Story by Briley Lambert
As a young girl in Greenville, South Carolina, Dr. Michelle Coleman was always fascinated with the beauty and grace of the horse.
Her longtime desire to one day enter the medical profession was reinforced by an infatuation with the science behind equine medicine, which would spark a lifetime of intrigue and years of research in the field of veterinary medicine.
After graduating from veterinary school at the University of Georgia and completing an internship in Lexington, Kentucky, Coleman came to the Texas A&M College of Veterinary Medicine & Biomedical Sciences (CVM) for a residency in large animal internal medicine. She has now been with the Large Animal Hospital (LAH) in the CVM for 10 years.
While here, she also completed a Ph.D. in biomedical sciences.
Her knowledge in equine medicine has been put to great use at the CVM.
With the equine industry in Texas ranking among the largest in the country—consisting primarily of working horses and those owned as pets—Coleman and the rest of the equine team at the CVM stay busy year-round.
In addition, Coleman has focused her research on laminitis, a condition affecting the foot of the horse.
Her studies, mentored by Dr. Noah Cohen, have found that obesity is a risk factor for the development of laminitis; thus, she has focused her attention on better understanding the physiological processes associated with obesity to improve the mechanisms for preventing or managing obesity and, ultimately, reduce the burden of laminitis.

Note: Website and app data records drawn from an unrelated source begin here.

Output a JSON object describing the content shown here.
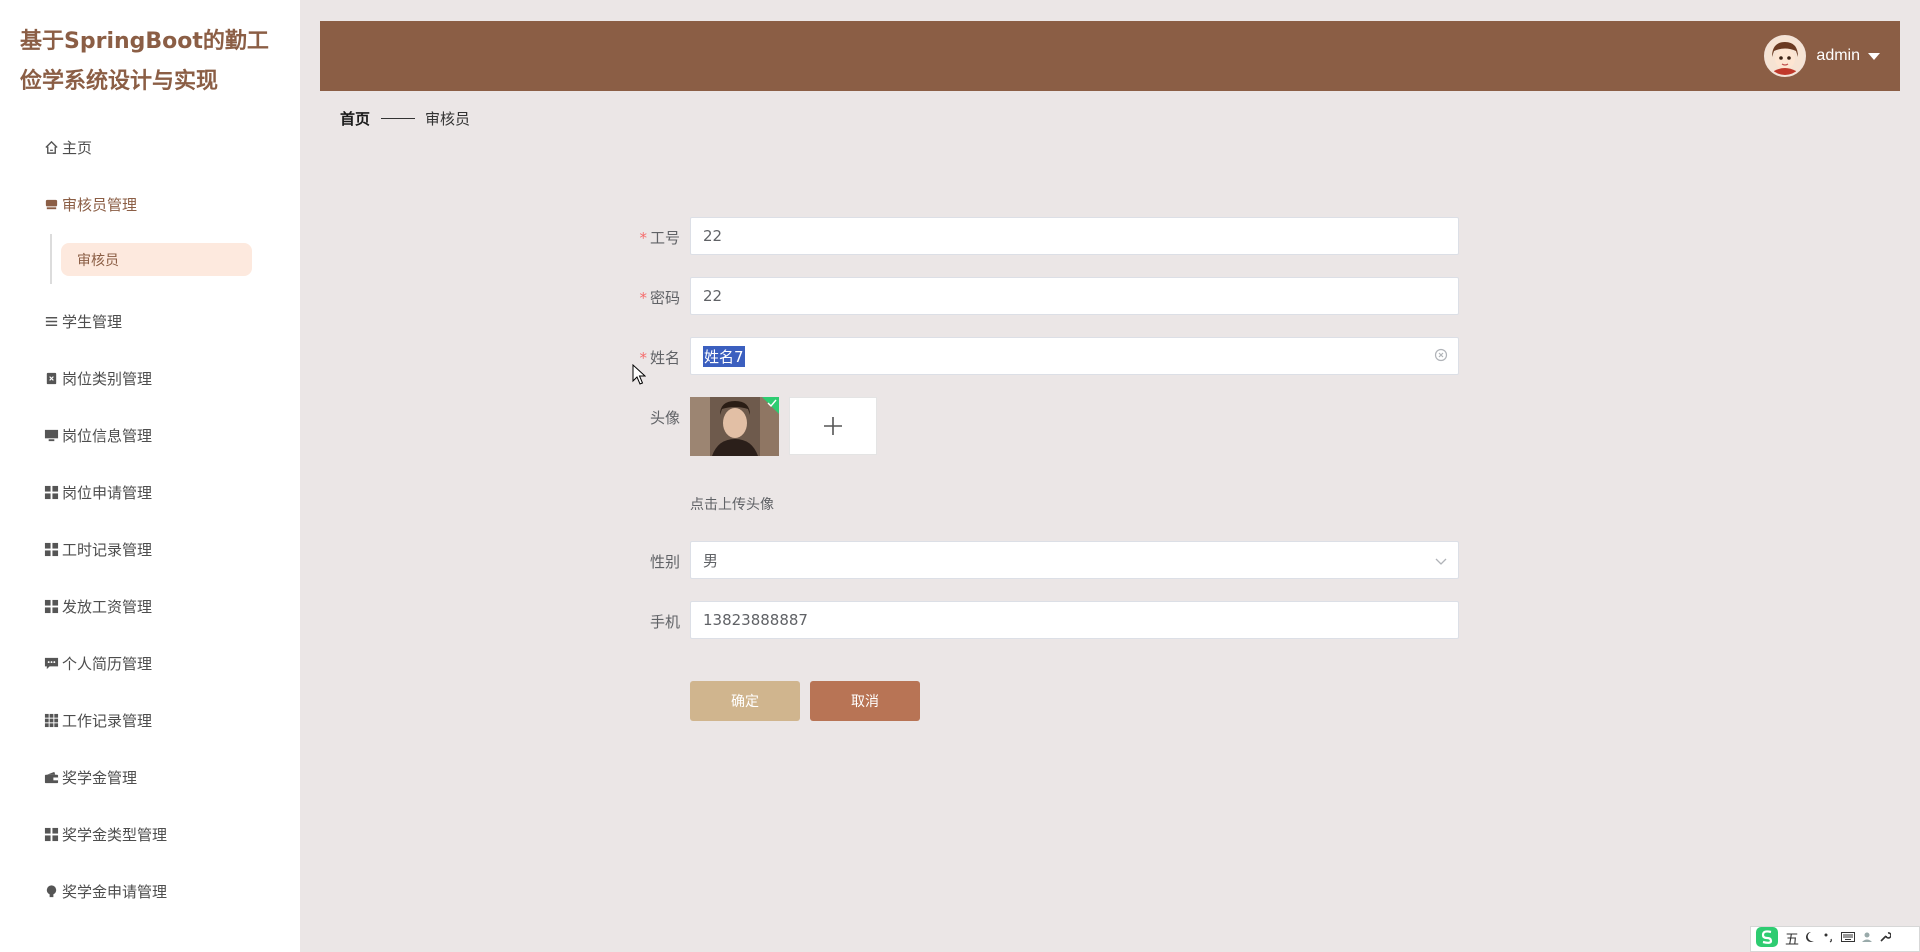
{
  "app": {
    "title": "基于SpringBoot的勤工俭学系统设计与实现"
  },
  "sidebar": {
    "items": [
      {
        "label": "主页",
        "icon": "home-icon"
      },
      {
        "label": "审核员管理",
        "icon": "user-icon",
        "active": true
      },
      {
        "label": "学生管理",
        "icon": "list-icon"
      },
      {
        "label": "岗位类别管理",
        "icon": "clipboard-icon"
      },
      {
        "label": "岗位信息管理",
        "icon": "monitor-icon"
      },
      {
        "label": "岗位申请管理",
        "icon": "grid-icon"
      },
      {
        "label": "工时记录管理",
        "icon": "grid-icon"
      },
      {
        "label": "发放工资管理",
        "icon": "grid-icon"
      },
      {
        "label": "个人简历管理",
        "icon": "message-icon"
      },
      {
        "label": "工作记录管理",
        "icon": "grid9-icon"
      },
      {
        "label": "奖学金管理",
        "icon": "wallet-icon"
      },
      {
        "label": "奖学金类型管理",
        "icon": "grid-icon"
      },
      {
        "label": "奖学金申请管理",
        "icon": "bulb-icon"
      }
    ],
    "subitem": "审核员"
  },
  "header": {
    "username": "admin"
  },
  "breadcrumb": {
    "home": "首页",
    "current": "审核员"
  },
  "form": {
    "id_label": "工号",
    "id_value": "22",
    "password_label": "密码",
    "password_value": "22",
    "name_label": "姓名",
    "name_value": "姓名7",
    "avatar_label": "头像",
    "upload_hint": "点击上传头像",
    "gender_label": "性别",
    "gender_value": "男",
    "phone_label": "手机",
    "phone_value": "13823888887",
    "ok_label": "确定",
    "cancel_label": "取消"
  },
  "ime": {
    "mode": "五"
  },
  "colors": {
    "brand": "#8b5e45",
    "header": "#8b5e45",
    "ok": "#d0b58e",
    "cancel": "#b87455",
    "highlight": "#fde9de"
  }
}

“What we know about obesity in people is that it is not just about what we eat and how much we exercise; it’s certainly important, but it is not the whole picture,” she said. “Better understanding the mechanisms of obesity will improve our ability to manage or prevent it. Our primary interests are in the role of the gastrointestinal tract and gut microbiota in the development of obesity.”
Another area of interest for Coleman is nasopharyngeal cicatrix, a devastating equine condition that causes scarring and often life-threatening constriction in the upper respiratory tract.
Although epidemiological data are lacking, clinical experience indicates that this disease is highly prevalent in central and southeast Texas and is the most common disorder of the upper respiratory tract evaluated at the LAH, according to Coleman.
Despite the awareness of this condition since the early 1970s and the high morbidity rates in Texas, the cause of this devastating condition remains unknown, making the research even more intriguing for Coleman.
Outside of her research projects, Coleman enjoys working alongside and collaborating with veterinary students at the CVM.
“It is amazing to be around veterinary interns, residents, and students,” she said. “Their questions are engaging and stimulating.”
Despite her focus on research, Coleman said teaching has become one of her favorite aspects of working here.
“Having students around keeps us honest, and it keeps us fresh and enthusiastic about what we’re doing,” she said.
When she isn’t breaking new ground in the world of equine medicine, Coleman enjoys spending time with her husband—Dr. Canaan Whitfield, an assistant professor of large animal surgery—as well as their two children and their family pet—a miniature pony.
With her 3- and 6-year-old children and a veterinary school full of eager-to-learn students, Coleman said she looks forward to working with the CVM to shape the future of veterinary medicine.
“We are dedicated to producing excellent veterinarians; beyond the knowledge of veterinary medicine, they must develop solid communication skills and a passion for the profession,” she said.
Note: This story originally appeared in the 2019 Spring edition of CVM Today.
Contact Information: Jennifer Gauntt, Interim Director of Communications, Media & Public Relations, Texas A&M College of Veterinary Medicine & Biomedical Science; email@example.com; 979-862-4216